Despite a few unhappy detours, most of Shelby’s research trip proved successful. He was thankful for good guides who enabled him to return home reasonably unscathed with the exception of some blisters and a nasty stomach bug. While in Ethiopia, Shelby captured the places he visited – enjoy his photos below!

Shelby (left) and local geologist, Tadesse Alemu, inspecting some rocks along the Didessa River

Shelby (left) and local geologist, Kibrie Tadesse, collecting rocks along the Abay River

Spices in the open-air market in Me’ke’le

Amharic local transporting goods on a donkey

Shelby attempting to collect rocks in Tigrai

Many locals have never seen a Caucasian person, so whenever he stopped to collect rocks, hordes of kids came out and tried to help him!

Erta Ale volcano in the Danakil Depression

This is one of the many active volcanoes in Ethiopia, and Shelby and his wife hiked up and camped overnight on the edge of the volcano. It got up to 120 degrees at night here!

One of the many river canyons in Ethiopia

This one is in the highland region surrounding the Semien Mountains.

Sulfur springs in Dalol within the Danakil Depression

Coffee originated in Ethiopia, and coffee drinking has full ceremonial status there. When someone sits down for coffee, he commits to an hour-long process, filled with roasting beans, coffee, popcorn, and incense.

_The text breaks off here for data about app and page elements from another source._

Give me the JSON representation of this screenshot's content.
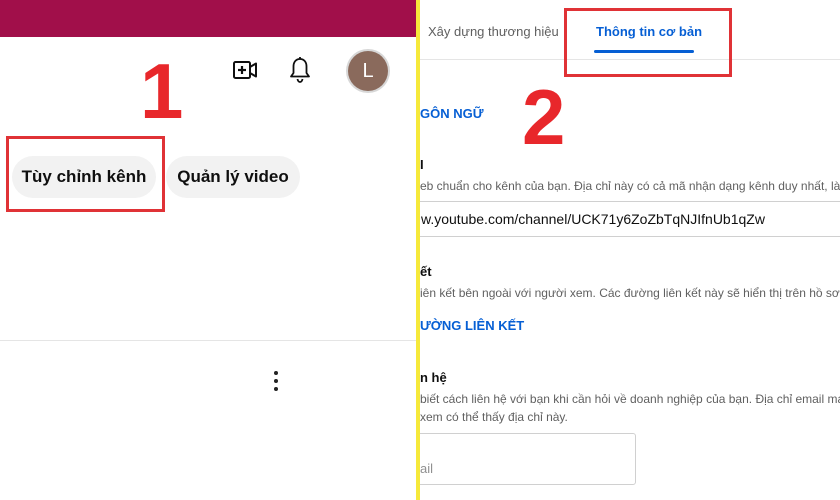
{
  "left": {
    "step_number": "1",
    "avatar_letter": "L",
    "buttons": {
      "customize_channel": "Tùy chỉnh kênh",
      "manage_videos": "Quản lý video"
    },
    "icons": {
      "create": "create-video-icon",
      "notifications": "bell-icon",
      "more": "more-vert-icon"
    },
    "colors": {
      "banner": "#a10f4a",
      "highlight": "#e03236",
      "step_number": "#e8272b"
    }
  },
  "right": {
    "step_number": "2",
    "tabs": [
      {
        "label": "Xây dựng thương hiệu"
      },
      {
        "label": "Thông tin cơ bản"
      }
    ],
    "sections": {
      "language_heading": "GÔN NGỮ",
      "links_heading": "ƯỜNG LIÊN KẾT"
    },
    "url_field": {
      "title": "I",
      "description": "eb chuẩn cho kênh của bạn. Địa chỉ này có cả mã nhận dạng kênh duy nhất, là",
      "value": "w.youtube.com/channel/UCK71y6ZoZbTqNJIfnUb1qZw"
    },
    "links_field": {
      "title": "ết",
      "description": "iên kết bên ngoài với người xem. Các đường liên kết này sẽ hiển thị trên hồ sơ"
    },
    "contact_field": {
      "title": "n hệ",
      "description_1": "biết cách liên hệ với bạn khi cần hỏi về doanh nghiệp của bạn. Địa chỉ email ma",
      "description_2": "xem có thể thấy địa chỉ này.",
      "email_placeholder": "ail"
    },
    "colors": {
      "accent": "#065fd4",
      "separator": "#f6e93a"
    }
  }
}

Lake Assale is a continental lake that is drying up, leaving behind huge salt flats extending for miles to each horizon.

The black-winged lovebird (Agapornis taranta) is endemic to Ethiopia and a rare find.

Sulfur springs in Dalol within the Danakil Depression

Shelby and his wife, Abby, after hiking up a mountain in the Semien Mountain highland region

Dusk in Beninshangul Gamuz

Attempting to get the car out of deep mud during a field expedition (and right before being captured)

Gelada Monkeys in the Semien Mountains

These monkeys are not bothered by humans at all and will let you walk right up to them.

Sulfur springs spitting out hot mineral water in Dalol within the Danakil Depression

An endemic Menelik Bushbuck (Tragelaphus seriptus meneliki) in the Semien Mountains

The Abay River (listed in Genesis as Ghion)

The famous Jinbar waterfall

After hours of hiking in the rain, the clouds finally parted to reveal this magnificent waterfall!